The records -
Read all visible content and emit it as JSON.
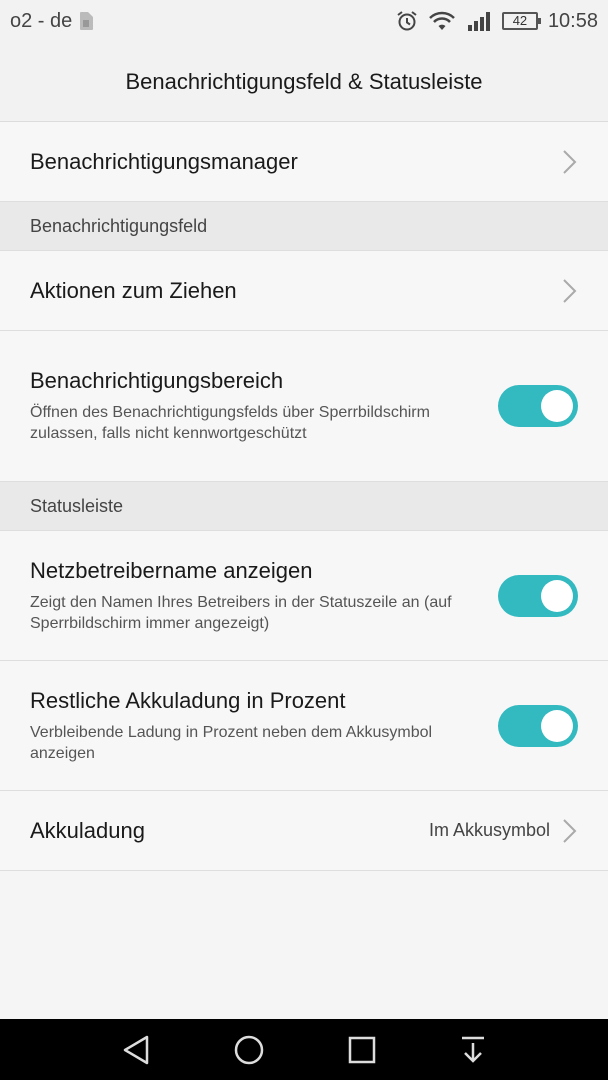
{
  "status_bar": {
    "carrier": "o2 - de",
    "battery_level": "42",
    "time": "10:58",
    "icons": [
      "sim-icon",
      "alarm-icon",
      "wifi-icon",
      "signal-icon",
      "battery-icon"
    ]
  },
  "header": {
    "title": "Benachrichtigungsfeld & Statusleiste"
  },
  "items": {
    "manager": {
      "title": "Benachrichtigungsmanager"
    },
    "section_panel": "Benachrichtigungsfeld",
    "drag_actions": {
      "title": "Aktionen zum Ziehen"
    },
    "notification_area": {
      "title": "Benachrichtigungsbereich",
      "desc": "Öffnen des Benachrichtigungsfelds über Sperrbildschirm zulassen, falls nicht kennwortgeschützt",
      "enabled": true
    },
    "section_statusbar": "Statusleiste",
    "carrier_name": {
      "title": "Netzbetreibername anzeigen",
      "desc": "Zeigt den Namen Ihres Betreibers in der Statuszeile an (auf Sperrbildschirm immer angezeigt)",
      "enabled": true
    },
    "battery_percent": {
      "title": "Restliche Akkuladung in Prozent",
      "desc": "Verbleibende Ladung in Prozent neben dem Akkusymbol anzeigen",
      "enabled": true
    },
    "battery_display": {
      "title": "Akkuladung",
      "value": "Im Akkusymbol"
    }
  },
  "colors": {
    "toggle_on": "#33b9c0",
    "background": "#f5f5f5",
    "navbar": "#000000"
  },
  "navbar": {
    "icons": [
      "back-icon",
      "home-icon",
      "recents-icon",
      "notification-pulldown-icon"
    ]
  }
}
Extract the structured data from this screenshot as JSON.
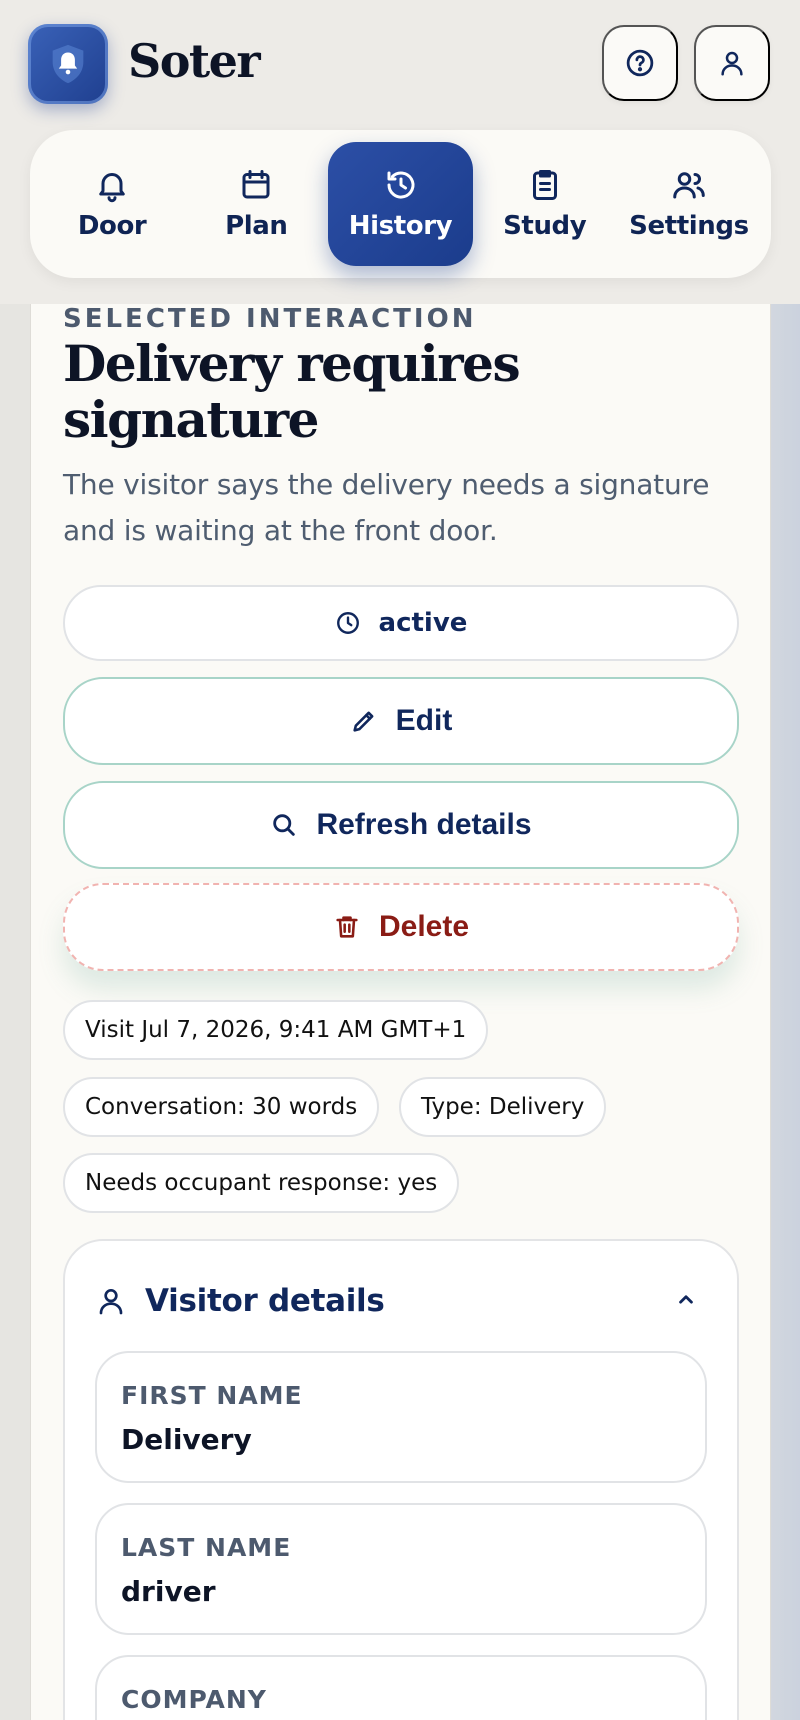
{
  "app": {
    "title": "Soter",
    "logo_icon": "bell-shield-icon"
  },
  "header": {
    "help_icon": "help-circle-icon",
    "profile_icon": "user-icon"
  },
  "nav": {
    "items": [
      {
        "label": "Door",
        "icon": "bell-icon"
      },
      {
        "label": "Plan",
        "icon": "calendar-icon"
      },
      {
        "label": "History",
        "icon": "history-icon",
        "active": true
      },
      {
        "label": "Study",
        "icon": "clipboard-icon"
      },
      {
        "label": "Settings",
        "icon": "users-icon"
      }
    ],
    "active_color": "#1f3f8f"
  },
  "interaction": {
    "eyebrow": "SELECTED INTERACTION",
    "title": "Delivery requires signature",
    "description": "The visitor says the delivery needs a signature and is waiting at the front door.",
    "status": "active"
  },
  "actions": {
    "edit_label": "Edit",
    "refresh_label": "Refresh details",
    "delete_label": "Delete",
    "delete_color": "#8a1c15"
  },
  "meta": {
    "visit": "Visit Jul 7, 2026, 9:41 AM GMT+1",
    "conversation": "Conversation: 30 words",
    "type": "Type: Delivery",
    "needs_response": "Needs occupant response: yes"
  },
  "visitor_details": {
    "title": "Visitor details",
    "expanded": true,
    "fields": [
      {
        "label": "FIRST NAME",
        "value": "Delivery"
      },
      {
        "label": "LAST NAME",
        "value": "driver"
      },
      {
        "label": "COMPANY",
        "value": ""
      }
    ]
  }
}
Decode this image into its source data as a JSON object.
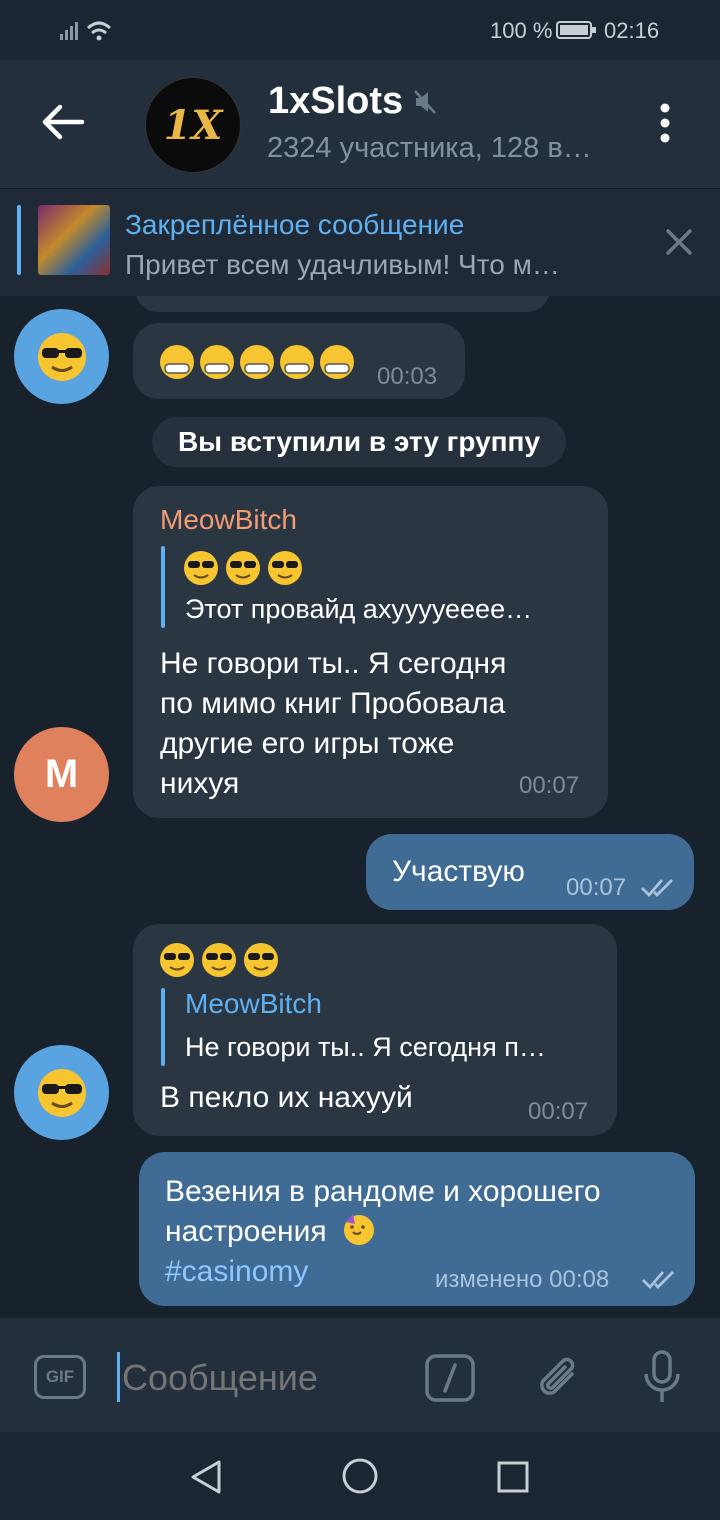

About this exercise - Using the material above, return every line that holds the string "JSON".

The completed task -
Read all visible content and emit it as JSON.
Extract the structured data from this screenshot as JSON.
Decode this image into its source data as a JSON object.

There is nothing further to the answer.